Goal of the exercise: Your answer is one number, how many lines in the entries include "JSON".

(Data extracted from a collection)
* * * * * * *
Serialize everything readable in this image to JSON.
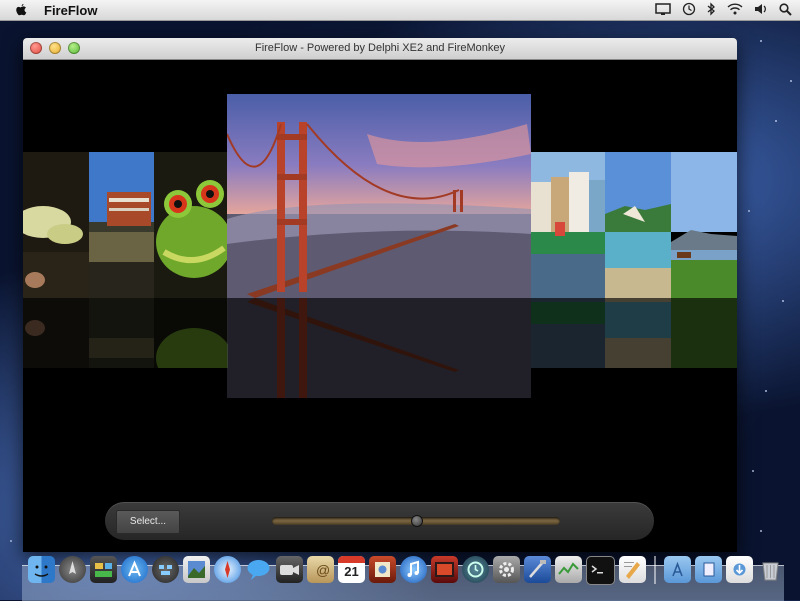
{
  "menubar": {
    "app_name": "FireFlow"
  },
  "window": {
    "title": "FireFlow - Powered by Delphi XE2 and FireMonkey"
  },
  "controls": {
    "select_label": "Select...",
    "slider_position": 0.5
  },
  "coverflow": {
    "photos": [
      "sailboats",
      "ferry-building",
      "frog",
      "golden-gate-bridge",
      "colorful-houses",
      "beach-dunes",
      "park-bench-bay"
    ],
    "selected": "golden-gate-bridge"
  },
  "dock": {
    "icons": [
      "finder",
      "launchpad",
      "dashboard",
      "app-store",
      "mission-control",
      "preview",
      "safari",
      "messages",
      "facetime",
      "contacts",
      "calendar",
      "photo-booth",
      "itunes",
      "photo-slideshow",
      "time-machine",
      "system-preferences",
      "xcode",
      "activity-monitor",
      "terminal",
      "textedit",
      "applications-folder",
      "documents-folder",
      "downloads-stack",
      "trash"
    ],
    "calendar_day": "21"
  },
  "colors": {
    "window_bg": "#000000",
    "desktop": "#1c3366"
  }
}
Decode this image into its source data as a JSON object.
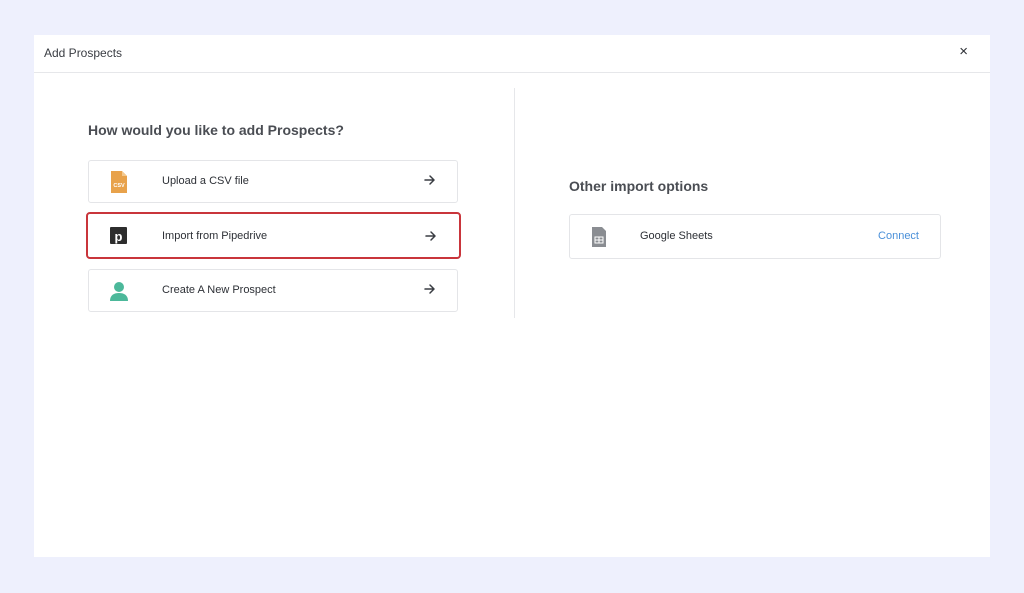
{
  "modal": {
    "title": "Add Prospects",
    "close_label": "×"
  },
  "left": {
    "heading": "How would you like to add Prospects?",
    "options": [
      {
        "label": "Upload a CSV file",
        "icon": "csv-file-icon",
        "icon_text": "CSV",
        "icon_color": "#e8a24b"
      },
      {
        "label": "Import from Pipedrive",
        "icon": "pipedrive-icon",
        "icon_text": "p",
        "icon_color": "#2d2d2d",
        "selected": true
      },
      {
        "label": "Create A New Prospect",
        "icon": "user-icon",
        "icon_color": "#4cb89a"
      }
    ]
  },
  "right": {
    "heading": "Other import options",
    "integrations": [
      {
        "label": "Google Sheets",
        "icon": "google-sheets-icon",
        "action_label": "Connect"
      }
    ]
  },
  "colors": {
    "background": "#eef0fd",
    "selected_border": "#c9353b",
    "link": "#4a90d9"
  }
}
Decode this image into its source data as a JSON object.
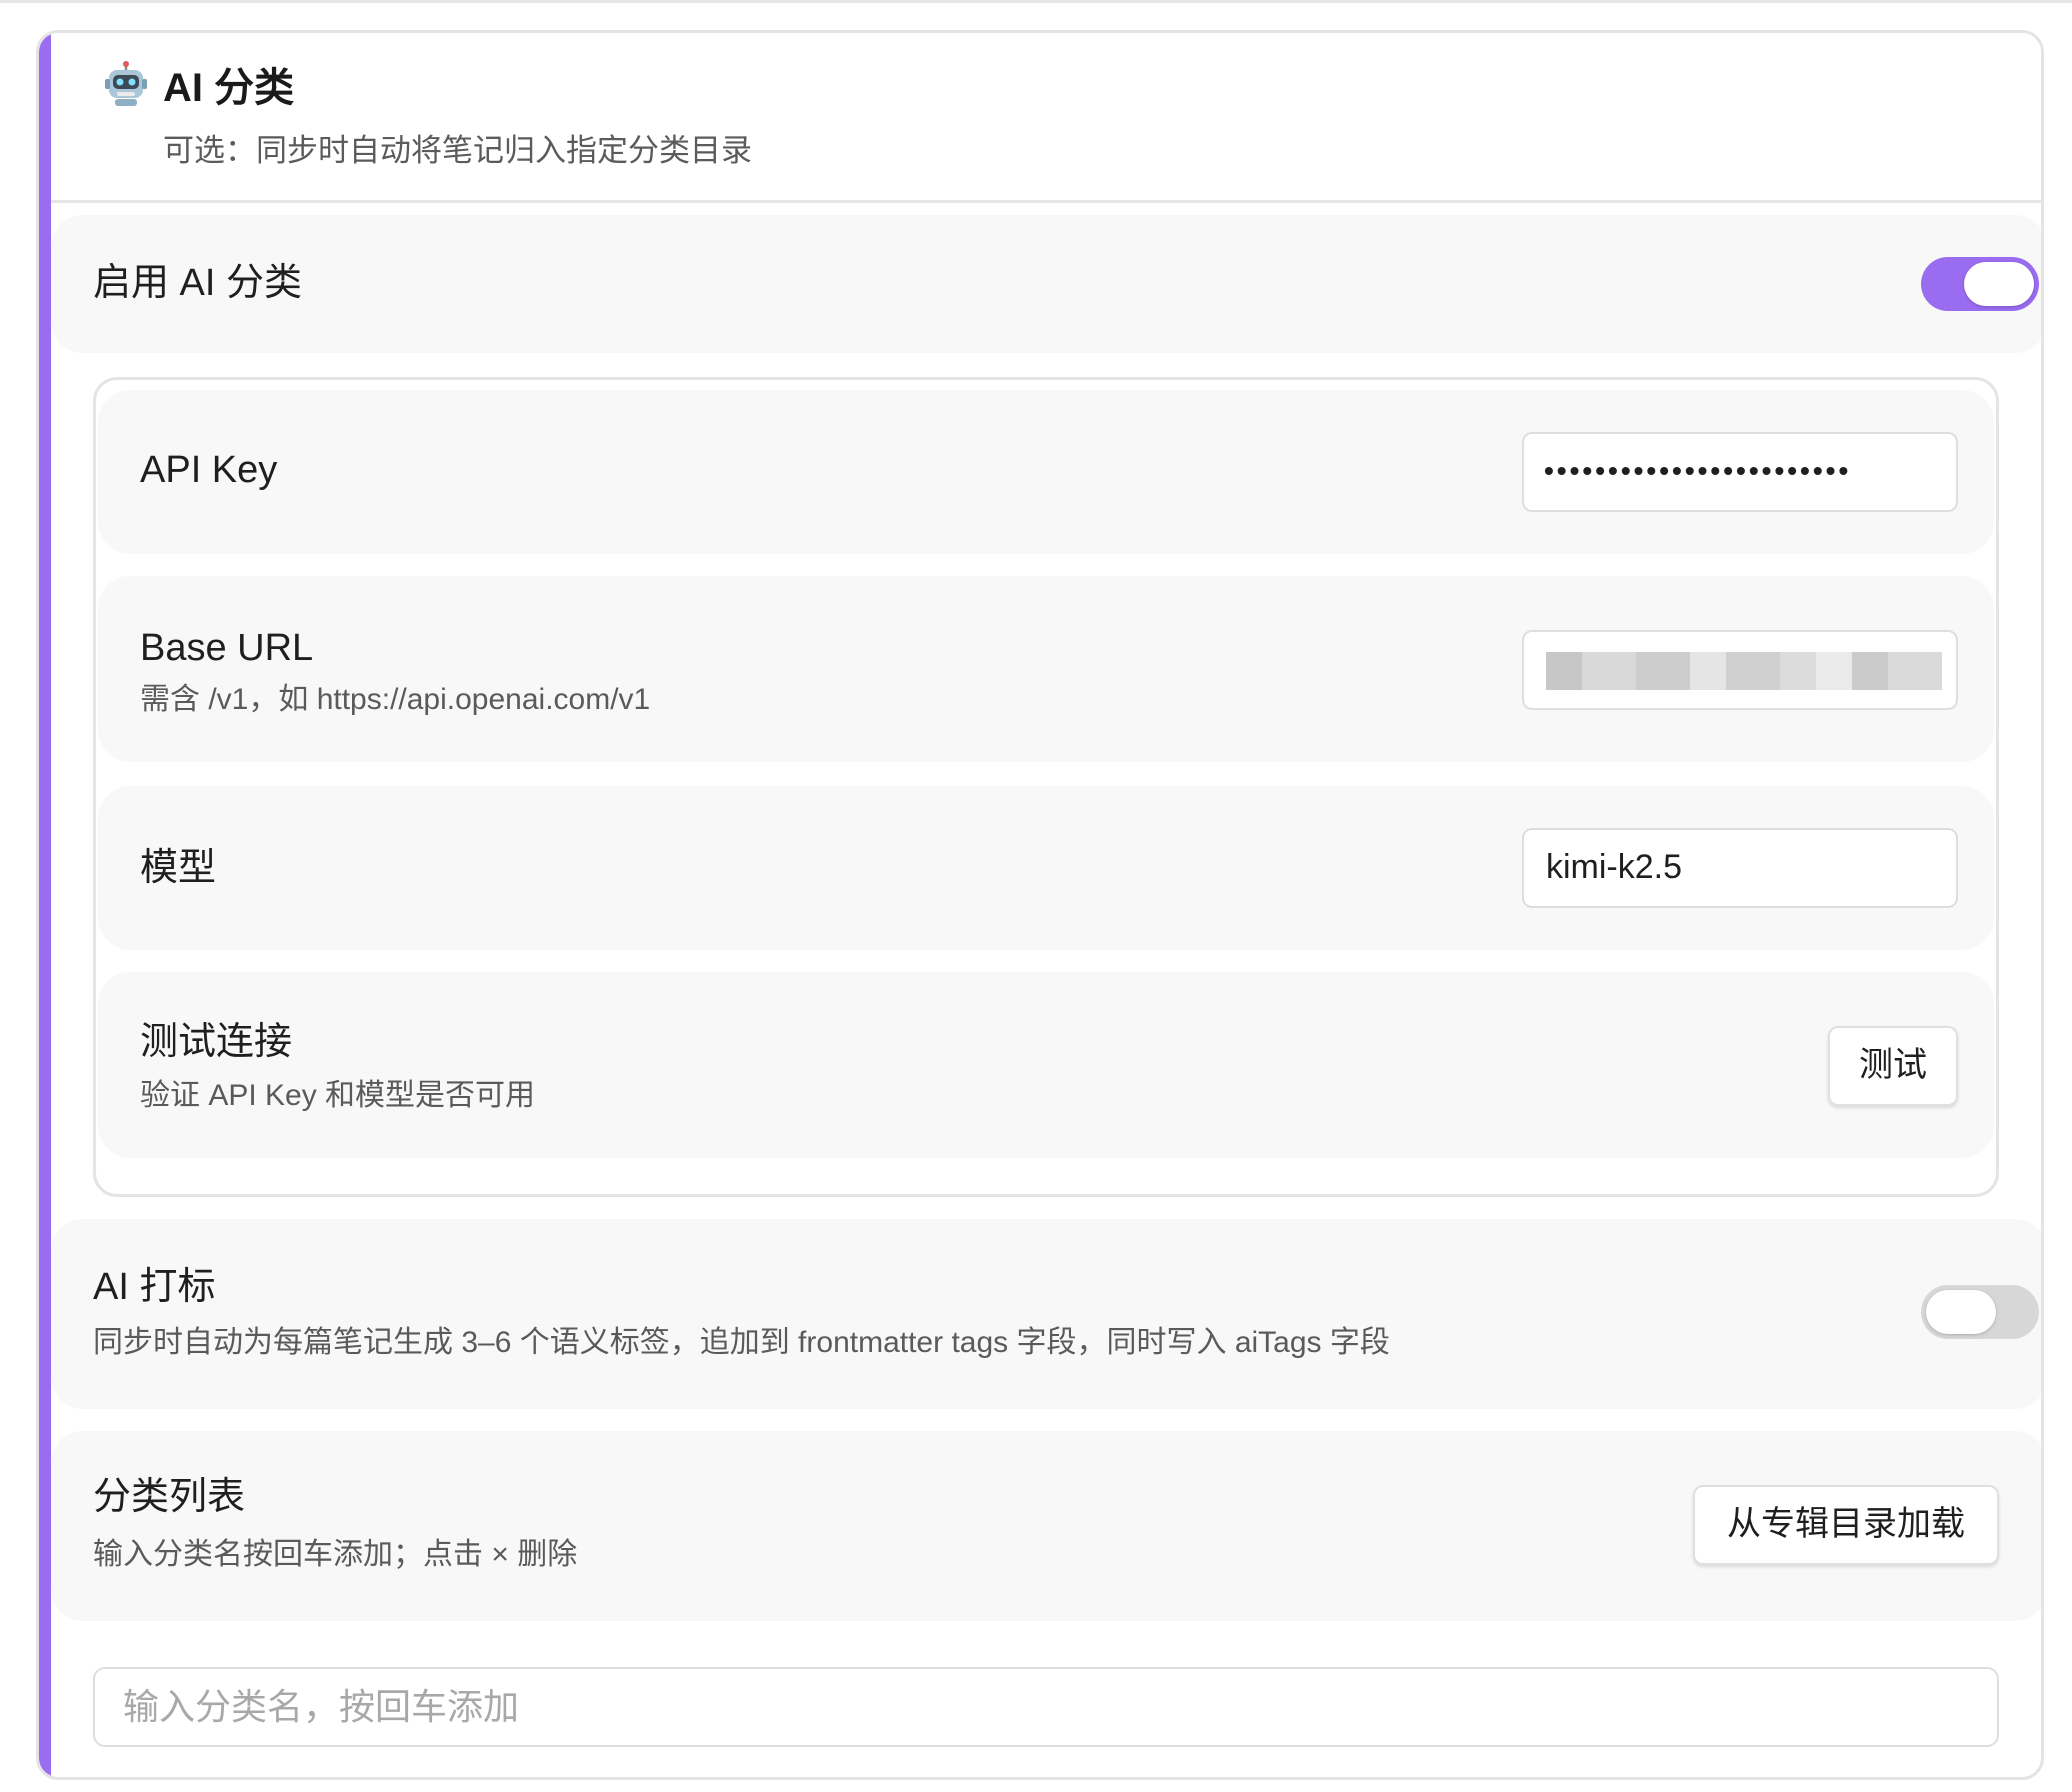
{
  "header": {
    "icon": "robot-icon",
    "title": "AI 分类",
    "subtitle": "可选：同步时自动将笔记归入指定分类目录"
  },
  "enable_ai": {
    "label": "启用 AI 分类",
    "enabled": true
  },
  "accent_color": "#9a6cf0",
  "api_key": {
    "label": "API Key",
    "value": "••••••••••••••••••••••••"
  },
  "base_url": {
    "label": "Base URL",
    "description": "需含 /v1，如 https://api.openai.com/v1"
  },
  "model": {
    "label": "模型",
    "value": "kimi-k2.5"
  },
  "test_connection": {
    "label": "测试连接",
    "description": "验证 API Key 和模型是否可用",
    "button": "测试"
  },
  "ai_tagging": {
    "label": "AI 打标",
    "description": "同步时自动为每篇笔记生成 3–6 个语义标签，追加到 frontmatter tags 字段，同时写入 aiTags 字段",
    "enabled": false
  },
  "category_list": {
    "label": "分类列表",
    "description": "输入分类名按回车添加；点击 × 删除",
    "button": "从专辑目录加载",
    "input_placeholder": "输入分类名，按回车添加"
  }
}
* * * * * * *
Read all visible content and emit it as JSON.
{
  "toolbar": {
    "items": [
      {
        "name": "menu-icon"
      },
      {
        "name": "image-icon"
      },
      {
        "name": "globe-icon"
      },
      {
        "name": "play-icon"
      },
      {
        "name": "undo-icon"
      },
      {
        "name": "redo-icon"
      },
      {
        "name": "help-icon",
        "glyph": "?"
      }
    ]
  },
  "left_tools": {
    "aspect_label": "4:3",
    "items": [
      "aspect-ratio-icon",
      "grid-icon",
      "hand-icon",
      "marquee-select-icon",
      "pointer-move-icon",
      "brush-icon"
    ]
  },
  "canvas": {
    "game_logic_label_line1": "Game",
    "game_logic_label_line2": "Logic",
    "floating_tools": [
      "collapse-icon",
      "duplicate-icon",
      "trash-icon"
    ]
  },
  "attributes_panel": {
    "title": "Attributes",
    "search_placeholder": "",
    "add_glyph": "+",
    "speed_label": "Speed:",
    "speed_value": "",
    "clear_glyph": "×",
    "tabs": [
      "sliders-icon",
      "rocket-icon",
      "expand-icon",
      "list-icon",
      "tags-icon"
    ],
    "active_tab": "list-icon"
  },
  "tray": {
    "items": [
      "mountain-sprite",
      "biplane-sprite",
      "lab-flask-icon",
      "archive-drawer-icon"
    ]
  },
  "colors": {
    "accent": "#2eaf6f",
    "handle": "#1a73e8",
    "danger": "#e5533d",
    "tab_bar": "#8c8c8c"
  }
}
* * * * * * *
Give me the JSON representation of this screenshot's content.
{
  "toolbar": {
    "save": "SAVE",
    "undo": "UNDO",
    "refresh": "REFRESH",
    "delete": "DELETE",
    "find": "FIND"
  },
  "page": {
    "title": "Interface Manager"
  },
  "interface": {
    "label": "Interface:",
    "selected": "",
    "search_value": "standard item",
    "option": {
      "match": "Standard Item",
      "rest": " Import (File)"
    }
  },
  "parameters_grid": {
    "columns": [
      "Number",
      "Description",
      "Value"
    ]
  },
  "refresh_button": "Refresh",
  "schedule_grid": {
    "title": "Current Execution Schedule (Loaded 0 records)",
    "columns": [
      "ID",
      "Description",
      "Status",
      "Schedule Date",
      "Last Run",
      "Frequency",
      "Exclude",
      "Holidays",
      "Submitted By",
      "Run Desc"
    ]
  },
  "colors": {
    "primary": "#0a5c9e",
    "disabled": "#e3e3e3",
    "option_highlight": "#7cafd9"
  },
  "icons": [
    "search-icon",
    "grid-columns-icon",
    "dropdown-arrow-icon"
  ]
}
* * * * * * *
Your response: 5